**Work to complete**
What lines in the material hold the string "JSON"? Return every one of them.

##########

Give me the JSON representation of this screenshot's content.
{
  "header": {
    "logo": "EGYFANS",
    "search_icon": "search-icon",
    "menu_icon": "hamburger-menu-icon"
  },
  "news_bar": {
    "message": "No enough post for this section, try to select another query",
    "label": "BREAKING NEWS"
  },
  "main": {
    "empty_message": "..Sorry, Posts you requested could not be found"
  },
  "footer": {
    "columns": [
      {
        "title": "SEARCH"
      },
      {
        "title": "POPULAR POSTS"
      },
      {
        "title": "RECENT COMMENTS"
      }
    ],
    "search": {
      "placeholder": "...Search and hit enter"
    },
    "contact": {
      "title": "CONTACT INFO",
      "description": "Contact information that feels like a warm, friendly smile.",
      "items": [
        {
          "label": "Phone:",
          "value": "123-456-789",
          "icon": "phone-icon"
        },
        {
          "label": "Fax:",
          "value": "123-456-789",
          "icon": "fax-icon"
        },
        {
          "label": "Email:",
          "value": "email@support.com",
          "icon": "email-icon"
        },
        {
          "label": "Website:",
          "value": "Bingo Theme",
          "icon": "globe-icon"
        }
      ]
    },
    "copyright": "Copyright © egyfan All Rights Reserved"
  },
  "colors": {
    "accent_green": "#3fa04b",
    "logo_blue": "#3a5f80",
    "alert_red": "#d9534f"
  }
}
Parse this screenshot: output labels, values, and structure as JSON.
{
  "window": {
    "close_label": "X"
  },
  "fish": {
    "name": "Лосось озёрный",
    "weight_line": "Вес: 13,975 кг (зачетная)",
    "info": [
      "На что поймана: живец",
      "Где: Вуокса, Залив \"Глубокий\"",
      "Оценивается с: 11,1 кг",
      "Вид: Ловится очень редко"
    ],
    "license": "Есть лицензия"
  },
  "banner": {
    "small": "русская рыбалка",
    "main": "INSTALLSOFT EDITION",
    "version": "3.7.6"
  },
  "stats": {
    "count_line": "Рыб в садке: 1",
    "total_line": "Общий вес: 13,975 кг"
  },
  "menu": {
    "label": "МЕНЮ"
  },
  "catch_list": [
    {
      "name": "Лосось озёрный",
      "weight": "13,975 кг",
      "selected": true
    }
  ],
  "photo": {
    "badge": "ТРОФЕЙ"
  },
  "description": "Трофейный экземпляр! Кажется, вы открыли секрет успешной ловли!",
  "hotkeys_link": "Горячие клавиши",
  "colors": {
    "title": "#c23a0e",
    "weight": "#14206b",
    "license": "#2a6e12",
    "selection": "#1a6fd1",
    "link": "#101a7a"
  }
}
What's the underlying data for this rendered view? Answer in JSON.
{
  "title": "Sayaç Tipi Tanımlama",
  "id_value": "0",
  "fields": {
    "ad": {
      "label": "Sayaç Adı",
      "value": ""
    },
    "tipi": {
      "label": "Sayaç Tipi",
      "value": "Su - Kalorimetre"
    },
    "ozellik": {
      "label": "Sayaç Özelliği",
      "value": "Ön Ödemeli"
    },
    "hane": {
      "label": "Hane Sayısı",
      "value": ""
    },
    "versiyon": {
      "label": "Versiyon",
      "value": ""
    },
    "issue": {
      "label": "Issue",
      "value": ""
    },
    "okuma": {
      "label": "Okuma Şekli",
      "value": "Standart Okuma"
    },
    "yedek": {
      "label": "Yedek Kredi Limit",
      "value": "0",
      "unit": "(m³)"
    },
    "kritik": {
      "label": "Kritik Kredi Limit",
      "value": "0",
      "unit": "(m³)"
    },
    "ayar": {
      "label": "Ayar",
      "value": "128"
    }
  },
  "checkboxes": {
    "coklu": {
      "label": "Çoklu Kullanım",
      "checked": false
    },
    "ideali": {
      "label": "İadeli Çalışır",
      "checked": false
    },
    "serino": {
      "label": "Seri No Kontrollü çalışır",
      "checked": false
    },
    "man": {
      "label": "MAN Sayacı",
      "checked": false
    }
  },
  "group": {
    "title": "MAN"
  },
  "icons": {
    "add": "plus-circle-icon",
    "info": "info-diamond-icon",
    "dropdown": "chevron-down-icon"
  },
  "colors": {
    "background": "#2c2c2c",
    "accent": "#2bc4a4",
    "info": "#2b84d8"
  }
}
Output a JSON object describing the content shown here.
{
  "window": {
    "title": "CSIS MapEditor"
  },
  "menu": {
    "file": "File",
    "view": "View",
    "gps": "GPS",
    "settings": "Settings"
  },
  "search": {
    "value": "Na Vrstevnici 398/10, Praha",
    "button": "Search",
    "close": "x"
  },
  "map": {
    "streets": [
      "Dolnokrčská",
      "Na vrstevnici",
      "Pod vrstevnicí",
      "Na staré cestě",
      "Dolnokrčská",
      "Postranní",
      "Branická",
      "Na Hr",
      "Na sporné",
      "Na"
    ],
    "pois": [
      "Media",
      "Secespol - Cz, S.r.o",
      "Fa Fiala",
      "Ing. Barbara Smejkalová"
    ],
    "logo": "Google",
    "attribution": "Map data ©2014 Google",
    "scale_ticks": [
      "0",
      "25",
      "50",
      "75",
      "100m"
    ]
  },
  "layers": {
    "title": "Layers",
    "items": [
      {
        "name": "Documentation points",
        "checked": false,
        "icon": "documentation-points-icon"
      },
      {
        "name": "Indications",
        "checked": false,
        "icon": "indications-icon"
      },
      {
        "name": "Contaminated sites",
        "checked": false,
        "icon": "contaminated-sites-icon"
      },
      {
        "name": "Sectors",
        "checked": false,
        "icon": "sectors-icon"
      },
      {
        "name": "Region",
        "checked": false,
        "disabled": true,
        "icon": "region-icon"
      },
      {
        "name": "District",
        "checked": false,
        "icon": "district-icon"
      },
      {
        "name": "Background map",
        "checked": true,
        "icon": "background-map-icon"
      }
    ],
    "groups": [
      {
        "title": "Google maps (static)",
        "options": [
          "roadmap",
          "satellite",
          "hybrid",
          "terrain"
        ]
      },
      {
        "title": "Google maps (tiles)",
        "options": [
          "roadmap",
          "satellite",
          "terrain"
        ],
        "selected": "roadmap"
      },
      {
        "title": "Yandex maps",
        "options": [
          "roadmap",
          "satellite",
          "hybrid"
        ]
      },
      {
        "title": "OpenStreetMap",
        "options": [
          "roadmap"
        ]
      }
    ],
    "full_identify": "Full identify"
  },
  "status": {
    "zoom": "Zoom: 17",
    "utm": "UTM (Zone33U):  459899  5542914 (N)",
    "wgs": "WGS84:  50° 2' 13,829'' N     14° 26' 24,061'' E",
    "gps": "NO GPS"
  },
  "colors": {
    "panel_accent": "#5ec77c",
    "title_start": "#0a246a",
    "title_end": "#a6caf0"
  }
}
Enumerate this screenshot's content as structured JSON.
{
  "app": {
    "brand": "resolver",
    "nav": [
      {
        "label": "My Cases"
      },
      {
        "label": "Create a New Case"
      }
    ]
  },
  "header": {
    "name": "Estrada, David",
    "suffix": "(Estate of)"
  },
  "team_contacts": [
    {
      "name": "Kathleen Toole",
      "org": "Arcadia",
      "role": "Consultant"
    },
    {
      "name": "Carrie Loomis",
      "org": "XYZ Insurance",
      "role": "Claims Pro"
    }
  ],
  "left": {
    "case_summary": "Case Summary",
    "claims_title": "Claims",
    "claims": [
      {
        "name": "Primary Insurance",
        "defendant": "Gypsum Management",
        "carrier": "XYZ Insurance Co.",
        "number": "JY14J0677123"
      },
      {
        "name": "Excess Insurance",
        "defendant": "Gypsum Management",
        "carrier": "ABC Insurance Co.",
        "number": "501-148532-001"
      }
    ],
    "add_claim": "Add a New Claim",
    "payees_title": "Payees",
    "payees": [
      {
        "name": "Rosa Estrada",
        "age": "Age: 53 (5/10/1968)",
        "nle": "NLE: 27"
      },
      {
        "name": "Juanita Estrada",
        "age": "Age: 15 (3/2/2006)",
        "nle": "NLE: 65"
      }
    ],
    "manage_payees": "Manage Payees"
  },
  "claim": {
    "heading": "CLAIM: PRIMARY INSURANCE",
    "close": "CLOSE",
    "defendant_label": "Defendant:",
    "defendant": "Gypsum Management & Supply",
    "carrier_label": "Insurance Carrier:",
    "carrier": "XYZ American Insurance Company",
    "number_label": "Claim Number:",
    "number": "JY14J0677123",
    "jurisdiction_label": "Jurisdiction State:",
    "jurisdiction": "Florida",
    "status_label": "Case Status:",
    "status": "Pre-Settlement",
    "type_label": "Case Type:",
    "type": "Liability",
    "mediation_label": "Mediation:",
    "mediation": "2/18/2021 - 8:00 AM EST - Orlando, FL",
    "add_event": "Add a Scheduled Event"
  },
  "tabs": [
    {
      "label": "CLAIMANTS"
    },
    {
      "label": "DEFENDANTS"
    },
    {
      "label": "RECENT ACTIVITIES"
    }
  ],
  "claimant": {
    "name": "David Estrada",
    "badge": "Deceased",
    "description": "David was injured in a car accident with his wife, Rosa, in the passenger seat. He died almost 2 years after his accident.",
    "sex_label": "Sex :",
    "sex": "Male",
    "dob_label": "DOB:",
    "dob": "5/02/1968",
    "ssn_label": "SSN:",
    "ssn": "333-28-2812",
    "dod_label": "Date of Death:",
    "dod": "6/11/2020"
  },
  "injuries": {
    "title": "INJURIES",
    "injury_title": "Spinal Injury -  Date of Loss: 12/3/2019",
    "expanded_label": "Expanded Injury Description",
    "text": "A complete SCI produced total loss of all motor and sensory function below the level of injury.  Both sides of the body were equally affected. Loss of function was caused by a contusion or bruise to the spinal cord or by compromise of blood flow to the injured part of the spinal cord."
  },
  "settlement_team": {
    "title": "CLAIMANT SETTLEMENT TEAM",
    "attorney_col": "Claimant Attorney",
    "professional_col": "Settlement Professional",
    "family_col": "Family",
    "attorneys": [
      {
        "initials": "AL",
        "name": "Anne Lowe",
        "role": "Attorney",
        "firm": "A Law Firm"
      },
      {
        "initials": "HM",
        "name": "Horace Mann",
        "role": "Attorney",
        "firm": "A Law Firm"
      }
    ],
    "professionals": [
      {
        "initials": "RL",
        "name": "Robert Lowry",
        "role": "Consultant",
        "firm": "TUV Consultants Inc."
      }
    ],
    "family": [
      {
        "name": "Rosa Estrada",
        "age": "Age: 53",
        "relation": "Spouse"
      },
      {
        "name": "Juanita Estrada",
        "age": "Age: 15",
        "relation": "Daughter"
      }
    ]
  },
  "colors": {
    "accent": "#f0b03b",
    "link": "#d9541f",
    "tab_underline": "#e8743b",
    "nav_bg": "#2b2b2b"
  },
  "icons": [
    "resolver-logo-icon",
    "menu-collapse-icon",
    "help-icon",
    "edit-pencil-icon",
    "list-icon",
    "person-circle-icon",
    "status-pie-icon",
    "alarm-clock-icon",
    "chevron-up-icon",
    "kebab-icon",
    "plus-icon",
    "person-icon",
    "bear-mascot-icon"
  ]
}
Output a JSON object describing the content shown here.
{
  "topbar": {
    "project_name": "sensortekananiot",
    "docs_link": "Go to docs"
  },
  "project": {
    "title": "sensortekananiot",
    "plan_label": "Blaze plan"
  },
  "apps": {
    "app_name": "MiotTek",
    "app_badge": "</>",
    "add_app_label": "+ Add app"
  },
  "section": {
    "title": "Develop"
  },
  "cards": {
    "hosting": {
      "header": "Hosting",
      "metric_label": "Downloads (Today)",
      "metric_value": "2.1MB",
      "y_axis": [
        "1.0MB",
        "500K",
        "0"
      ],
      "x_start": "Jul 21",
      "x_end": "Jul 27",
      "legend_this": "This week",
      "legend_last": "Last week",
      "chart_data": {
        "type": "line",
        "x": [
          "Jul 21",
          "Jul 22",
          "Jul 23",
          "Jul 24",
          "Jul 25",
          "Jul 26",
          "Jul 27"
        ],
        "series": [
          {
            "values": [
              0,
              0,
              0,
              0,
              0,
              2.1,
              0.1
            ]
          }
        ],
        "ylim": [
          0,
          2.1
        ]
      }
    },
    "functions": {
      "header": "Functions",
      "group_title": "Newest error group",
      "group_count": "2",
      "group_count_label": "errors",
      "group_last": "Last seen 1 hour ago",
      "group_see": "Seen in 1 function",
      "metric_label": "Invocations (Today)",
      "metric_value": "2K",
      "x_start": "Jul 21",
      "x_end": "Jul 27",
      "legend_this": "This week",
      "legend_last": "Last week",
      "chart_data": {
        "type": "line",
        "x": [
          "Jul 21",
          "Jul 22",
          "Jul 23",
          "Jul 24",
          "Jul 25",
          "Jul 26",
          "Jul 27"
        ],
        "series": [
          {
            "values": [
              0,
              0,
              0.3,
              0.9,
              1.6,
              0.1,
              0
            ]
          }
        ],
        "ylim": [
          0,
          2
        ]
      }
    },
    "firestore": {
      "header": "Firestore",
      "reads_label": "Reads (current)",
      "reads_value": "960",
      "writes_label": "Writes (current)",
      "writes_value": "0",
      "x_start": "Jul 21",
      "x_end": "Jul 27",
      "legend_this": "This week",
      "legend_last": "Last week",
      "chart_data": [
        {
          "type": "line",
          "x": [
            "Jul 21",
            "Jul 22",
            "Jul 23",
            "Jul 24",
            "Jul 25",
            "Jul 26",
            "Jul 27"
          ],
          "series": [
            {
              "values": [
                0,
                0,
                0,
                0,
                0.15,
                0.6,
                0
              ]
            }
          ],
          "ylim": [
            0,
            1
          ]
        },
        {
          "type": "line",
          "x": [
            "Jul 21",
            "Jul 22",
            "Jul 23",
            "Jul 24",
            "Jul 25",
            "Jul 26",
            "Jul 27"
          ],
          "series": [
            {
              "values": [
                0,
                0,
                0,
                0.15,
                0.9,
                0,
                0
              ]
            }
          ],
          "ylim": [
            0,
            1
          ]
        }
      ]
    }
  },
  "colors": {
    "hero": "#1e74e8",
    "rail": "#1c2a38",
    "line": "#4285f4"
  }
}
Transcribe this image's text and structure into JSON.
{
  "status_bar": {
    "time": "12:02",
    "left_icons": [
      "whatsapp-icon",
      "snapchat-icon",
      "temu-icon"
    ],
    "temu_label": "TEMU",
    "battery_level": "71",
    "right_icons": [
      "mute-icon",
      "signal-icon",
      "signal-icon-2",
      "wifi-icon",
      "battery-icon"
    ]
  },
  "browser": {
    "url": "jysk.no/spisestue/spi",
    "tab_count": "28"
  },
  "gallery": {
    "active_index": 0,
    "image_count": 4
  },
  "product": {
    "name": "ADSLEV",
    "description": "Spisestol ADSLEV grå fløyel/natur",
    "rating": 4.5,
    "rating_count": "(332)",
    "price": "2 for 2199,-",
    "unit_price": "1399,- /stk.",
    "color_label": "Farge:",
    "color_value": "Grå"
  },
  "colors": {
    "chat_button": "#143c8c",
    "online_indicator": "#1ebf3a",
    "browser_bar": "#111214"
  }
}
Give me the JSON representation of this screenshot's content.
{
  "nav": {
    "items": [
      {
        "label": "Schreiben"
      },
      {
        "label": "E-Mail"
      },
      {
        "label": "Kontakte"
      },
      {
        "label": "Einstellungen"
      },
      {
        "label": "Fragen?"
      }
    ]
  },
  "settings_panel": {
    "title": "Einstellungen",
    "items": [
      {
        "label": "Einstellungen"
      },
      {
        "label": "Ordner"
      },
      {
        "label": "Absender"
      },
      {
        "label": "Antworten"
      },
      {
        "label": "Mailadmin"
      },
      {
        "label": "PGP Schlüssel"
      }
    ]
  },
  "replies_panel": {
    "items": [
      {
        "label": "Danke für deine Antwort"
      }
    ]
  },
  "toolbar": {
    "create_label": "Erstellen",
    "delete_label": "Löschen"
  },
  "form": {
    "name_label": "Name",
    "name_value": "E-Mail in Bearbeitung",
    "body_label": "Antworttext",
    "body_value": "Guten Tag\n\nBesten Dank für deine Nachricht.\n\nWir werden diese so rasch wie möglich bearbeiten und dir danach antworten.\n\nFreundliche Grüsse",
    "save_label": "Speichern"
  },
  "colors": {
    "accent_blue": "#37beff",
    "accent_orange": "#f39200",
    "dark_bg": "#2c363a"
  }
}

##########

**Answer space**
Give me the JSON representation of this screenshot's content.
Parse this screenshot: output labels, values, and structure as JSON.
What's the underlying data for this rendered view? Answer in JSON.
Output a JSON object describing the content shown here.
Enumerate this screenshot's content as structured JSON.
Output a JSON object describing the content shown here.
Transcribe this image's text and structure into JSON.
Give me the JSON representation of this screenshot's content.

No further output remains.